Ontario has more Trillium species than you might be aware of – Five to be exact. I’m reposting all of my photos in one complete set – enjoy!
To start this post off, here is the flower that everyone knows and loves, the White Trillium (Trillium grandiflorum):
The White Trilliums are the symbol of Ontario (used in the logo for the province and the provincial flower) and a symbol of spring. They bloom before the deciduous trees in the forests come back to life, taking all of the sunlight for themselves and away from the forest floor. They can be found all throughout Ontario.
Next up, the Red Trillium (Trillium erectum):
Red Trilliums differ from the white variety in a few important ways. Their colour and smell are designed to imitate rotting meat – this is because these flowers are not pollinated by bees, but rather by flies. Red Trilliums are also observed to bloom earlier than White Trilliums, the change in pollination might also be because flies are out sooner than bees are, giving these flowers a better chance for success in early spring.
A little less common, but very beautiful: the Painted Trillium (Trillium undulatum):
Painted Trilliums have a splash of colour near the base of the leaves, redish purple that appears to be almost painted on (hence the name). This variety of trillium likes very acidic, humus-rich soils. You can find it around species of trees that like the same soil conditions, including eastern white pine, red maple, red spruce and balsam fir (thanks, Wikipedia!).

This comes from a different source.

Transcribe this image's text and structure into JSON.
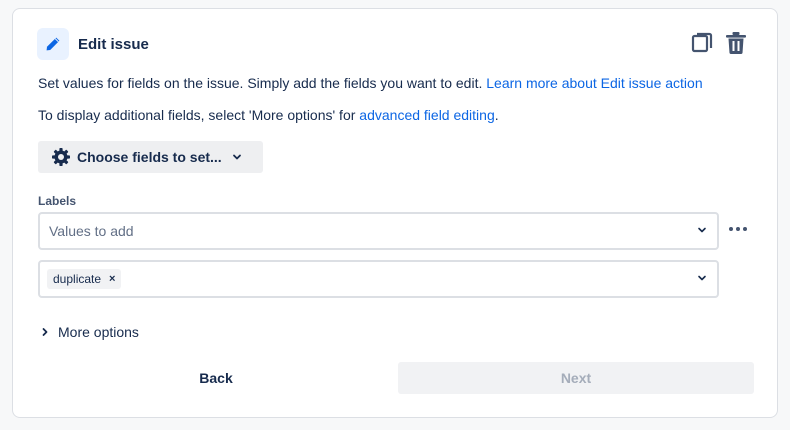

You have to look very carefully in Simcoe County to find the next one, though they are common the further northwest you travel: The Nodding Trillium (Trillium cernuum):
The Nodding Trillium’s white flower hangs below the main pedals of the plant, making it difficult to spot from far away. The flower is also much smaller than any of the above species and is found in rich, moist soils.
The next is the rarest of the bunch; It is on Ontario’s Endangered Species List and only found in two small patches in Sourthern Ontario – the Drooping Trillium (Trillium flexipes):
The Drooping Trillium was once found as far north-east as the Niagara Falls area, and as of 2009 is a protected species. It still exists in various parts of the United States, where it is often protected as well. The plant is quite similar to the Nodding Trillium, though it grows through a different range and has a noticeably different structure in the center of the flower.
I was in contact with a biologist who works for the St. Clair Region Conservation Authority, Muriel Andrae. She has this to say about the difference between the two flowers:
“The taxonomic distinction between the Drooping and Nodding relates to the stamens, the pollen-bearing structures in the flower. The “stem” of the stamen is called the filament and the “head” which has the actual pollen is called the anther.
In Drooping Trilliums (Trillium flexipes) the filaments are short, about a third as long as the anthers and not exposed in the fresh flower
While in the Nodding Trillium (Trillium cernuum) the filaments are 2/3 as long as the anthers or longer and plainly visible in the fresh flower.”
So there you have it, all of the Trillium species in Ontario – from the common White Trillium to the endangered Drooping Trillium. I hope you enjoy the photo series and the information that goes along with it!